SUNDAY: Music executive and chairman emeritus of Warner Brothers Records, he is a 2003 inductee into the Rock and Roll Hall of Fame, Mo Ostin (born Morris Meyer Ostrofsky) turns 95… Founder in 1961 of Business Wire, a news release service which he has since sold to Berkshire Hathaway, he has donated almost $800 million to charities, Lorry I. Lokey turns 95… Composer and violinist, he has been active in the presentation of new music and dance since the early 1960s, Malcolm Goldstein turns 86… Founder of one of the oldest and largest private equity firms globally, Thomas H. Lee Partners, Thomas H. Lee (family name was Leibowitz) turns 78… Former technology columnist for The Wall Street Journal and editor-at-large of Recode, Walter S. Mossberg turns 75… Executive director at Milwaukee’s Grand Avenue Club, Rachel Forman turns 75… Chairman and CEO of First International Resources in Fort Lee, N.J., Zev Furst turns 74… Sports agent who has represented the No. 1 overall pick in the NFL draft eight times, Leigh Steinberg turns 73…
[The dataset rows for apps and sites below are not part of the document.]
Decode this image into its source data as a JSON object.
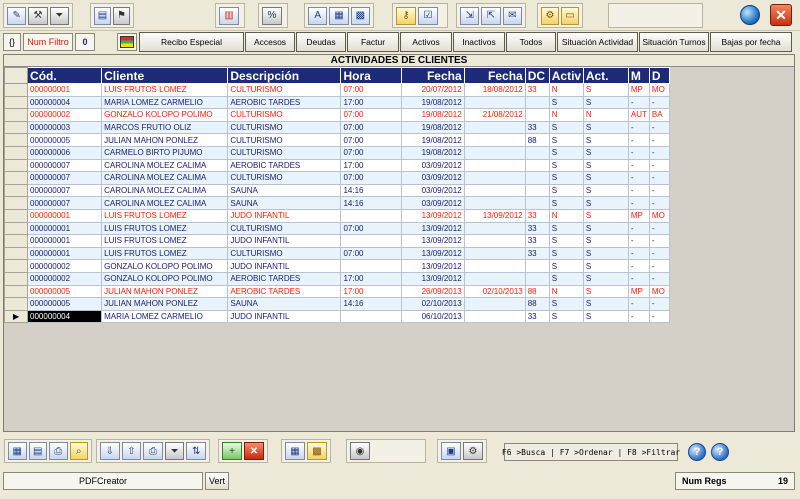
{
  "toolbar": {
    "icons": [
      "edit-icon",
      "tools-filter-icon",
      "filter-icon",
      "report-icon",
      "flag-icon",
      "chart-icon",
      "percent-icon",
      "text-icon",
      "grid-icon",
      "calendar-icon",
      "keys-icon",
      "checkbox-icon",
      "import-icon",
      "export-icon",
      "mail-icon",
      "tools-icon",
      "notes-icon",
      "globe-icon",
      "close-icon"
    ]
  },
  "filterbar": {
    "brace": "{}",
    "num_filtro_label": "Num Filtro",
    "num_filtro_value": "0",
    "buttons": [
      "Recibo Especial",
      "Accesos",
      "Deudas",
      "Factur",
      "Activos",
      "Inactivos",
      "Todos",
      "Situación Actividad",
      "Situación Turnos",
      "Bajas por fecha"
    ]
  },
  "grid": {
    "title": "ACTIVIDADES DE CLIENTES",
    "headers": [
      "Cód.",
      "Cliente",
      "Descripción",
      "Hora",
      "Fecha",
      "Fecha",
      "DC",
      "Activ",
      "Act.",
      "M",
      "D"
    ],
    "rows": [
      {
        "cod": "000000001",
        "cliente": "LUIS FRUTOS LOMEZ",
        "desc": "CULTURISMO",
        "hora": "07:00",
        "fecha1": "20/07/2012",
        "fecha2": "18/08/2012",
        "dc": "33",
        "activ": "N",
        "act": "S",
        "m": "MP",
        "d": "MO",
        "red": true
      },
      {
        "cod": "000000004",
        "cliente": "MARIA LOMEZ  CARMELIO",
        "desc": "AEROBIC TARDES",
        "hora": "17:00",
        "fecha1": "19/08/2012",
        "fecha2": "",
        "dc": "",
        "activ": "S",
        "act": "S",
        "m": "-",
        "d": "-",
        "red": false
      },
      {
        "cod": "000000002",
        "cliente": "GONZALO KOLOPO POLIMO",
        "desc": "CULTURISMO",
        "hora": "07:00",
        "fecha1": "19/08/2012",
        "fecha2": "21/08/2012",
        "dc": "",
        "activ": "N",
        "act": "N",
        "m": "AUT",
        "d": "BA",
        "red": true
      },
      {
        "cod": "000000003",
        "cliente": "MARCOS FRUTIO OLIZ",
        "desc": "CULTURISMO",
        "hora": "07:00",
        "fecha1": "19/08/2012",
        "fecha2": "",
        "dc": "33",
        "activ": "S",
        "act": "S",
        "m": "-",
        "d": "-",
        "red": false
      },
      {
        "cod": "000000005",
        "cliente": "JULIAN MAHON PONLEZ",
        "desc": "CULTURISMO",
        "hora": "07:00",
        "fecha1": "19/08/2012",
        "fecha2": "",
        "dc": "88",
        "activ": "S",
        "act": "S",
        "m": "-",
        "d": "-",
        "red": false
      },
      {
        "cod": "000000006",
        "cliente": "CARMELO BIRTO PIJUMO",
        "desc": "CULTURISMO",
        "hora": "07:00",
        "fecha1": "19/08/2012",
        "fecha2": "",
        "dc": "",
        "activ": "S",
        "act": "S",
        "m": "-",
        "d": "-",
        "red": false
      },
      {
        "cod": "000000007",
        "cliente": "CAROLINA MOLEZ CALIMA",
        "desc": "AEROBIC TARDES",
        "hora": "17:00",
        "fecha1": "03/09/2012",
        "fecha2": "",
        "dc": "",
        "activ": "S",
        "act": "S",
        "m": "-",
        "d": "-",
        "red": false
      },
      {
        "cod": "000000007",
        "cliente": "CAROLINA MOLEZ CALIMA",
        "desc": "CULTURISMO",
        "hora": "07:00",
        "fecha1": "03/09/2012",
        "fecha2": "",
        "dc": "",
        "activ": "S",
        "act": "S",
        "m": "-",
        "d": "-",
        "red": false
      },
      {
        "cod": "000000007",
        "cliente": "CAROLINA MOLEZ CALIMA",
        "desc": "SAUNA",
        "hora": "14:16",
        "fecha1": "03/09/2012",
        "fecha2": "",
        "dc": "",
        "activ": "S",
        "act": "S",
        "m": "-",
        "d": "-",
        "red": false
      },
      {
        "cod": "000000007",
        "cliente": "CAROLINA MOLEZ CALIMA",
        "desc": "SAUNA",
        "hora": "14:16",
        "fecha1": "03/09/2012",
        "fecha2": "",
        "dc": "",
        "activ": "S",
        "act": "S",
        "m": "-",
        "d": "-",
        "red": false
      },
      {
        "cod": "000000001",
        "cliente": "LUIS FRUTOS LOMEZ",
        "desc": "JUDO INFANTIL",
        "hora": "",
        "fecha1": "13/09/2012",
        "fecha2": "13/09/2012",
        "dc": "33",
        "activ": "N",
        "act": "S",
        "m": "MP",
        "d": "MO",
        "red": true
      },
      {
        "cod": "000000001",
        "cliente": "LUIS FRUTOS LOMEZ",
        "desc": "CULTURISMO",
        "hora": "07:00",
        "fecha1": "13/09/2012",
        "fecha2": "",
        "dc": "33",
        "activ": "S",
        "act": "S",
        "m": "-",
        "d": "-",
        "red": false
      },
      {
        "cod": "000000001",
        "cliente": "LUIS FRUTOS LOMEZ",
        "desc": "JUDO INFANTIL",
        "hora": "",
        "fecha1": "13/09/2012",
        "fecha2": "",
        "dc": "33",
        "activ": "S",
        "act": "S",
        "m": "-",
        "d": "-",
        "red": false
      },
      {
        "cod": "000000001",
        "cliente": "LUIS FRUTOS LOMEZ",
        "desc": "CULTURISMO",
        "hora": "07:00",
        "fecha1": "13/09/2012",
        "fecha2": "",
        "dc": "33",
        "activ": "S",
        "act": "S",
        "m": "-",
        "d": "-",
        "red": false
      },
      {
        "cod": "000000002",
        "cliente": "GONZALO KOLOPO POLIMO",
        "desc": "JUDO INFANTIL",
        "hora": "",
        "fecha1": "13/09/2012",
        "fecha2": "",
        "dc": "",
        "activ": "S",
        "act": "S",
        "m": "-",
        "d": "-",
        "red": false
      },
      {
        "cod": "000000002",
        "cliente": "GONZALO KOLOPO POLIMO",
        "desc": "AEROBIC TARDES",
        "hora": "17:00",
        "fecha1": "13/09/2012",
        "fecha2": "",
        "dc": "",
        "activ": "S",
        "act": "S",
        "m": "-",
        "d": "-",
        "red": false
      },
      {
        "cod": "000000005",
        "cliente": "JULIAN MAHON PONLEZ",
        "desc": "AEROBIC TARDES",
        "hora": "17:00",
        "fecha1": "26/09/2013",
        "fecha2": "02/10/2013",
        "dc": "88",
        "activ": "N",
        "act": "S",
        "m": "MP",
        "d": "MO",
        "red": true
      },
      {
        "cod": "000000005",
        "cliente": "JULIAN MAHON PONLEZ",
        "desc": "SAUNA",
        "hora": "14:16",
        "fecha1": "02/10/2013",
        "fecha2": "",
        "dc": "88",
        "activ": "S",
        "act": "S",
        "m": "-",
        "d": "-",
        "red": false
      },
      {
        "cod": "000000004",
        "cliente": "MARIA LOMEZ  CARMELIO",
        "desc": "JUDO INFANTIL",
        "hora": "",
        "fecha1": "06/10/2013",
        "fecha2": "",
        "dc": "33",
        "activ": "S",
        "act": "S",
        "m": "-",
        "d": "-",
        "red": false
      }
    ],
    "selected_index": 18,
    "row_pointer": "▶"
  },
  "bottombar": {
    "hint": "F6 >Busca | F7 >Ordenar | F8 >Filtrar",
    "icons": [
      "add-row-icon",
      "edit-row-icon",
      "print-icon",
      "search-icon",
      "import-icon",
      "export-icon",
      "report-print-icon",
      "filter-icon",
      "sort-az-icon",
      "new-doc-icon",
      "delete-icon",
      "calculator-icon",
      "calendar-icon",
      "camera-icon",
      "image-icon",
      "settings-icon",
      "help-icon",
      "help-doc-icon"
    ]
  },
  "statusbar": {
    "pdf_label": "PDFCreator",
    "vert_label": "Vert",
    "num_regs_label": "Num Regs",
    "num_regs_value": "19"
  }
}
Host of the “Matty in the Morning Show” in Massachusetts on KISS 108, Matt Siegel turns 72… Deputy director of leadership giving at Baruch College, Linda Altshuler turns 72… Former member of the Knesset, Yisrael Eichler turns 67… Director of the Einstein Forum in Potsdam, Germany, Susan Neiman turns 67… Economist and banker in Latvia, Valerijs Kargins turns 61… Smooth jazz saxophonist, he has been recognized with a star on the Hollywood Walk of Fame, Dave Koz turns 59… COO of the Maimonides Fund, Daniel Gamulka turns 55… CEO of BBYO, Matthew Grossman turns 51… President of NYC’s Tenement Museum, Dr. Annie Polland turns 49… Founder and CEO of the Movement Vision Lab, Sally Kohn turns 45… Associate professor at Columbia University School of the Arts, Dorothea Lasky turns 44… Correspondent for NBC News and MSNBC, Jacob Hirsch Soboroff turns 39… Hitting coach for the Los Angeles Dodgers, he starred for Team Israel at the 2017 World Baseball Classic, Blake Shane Gailen turns 37… Adam B. Engel turns 33… Television and digital media producer, Daniella Greenbaum Davis turns 28…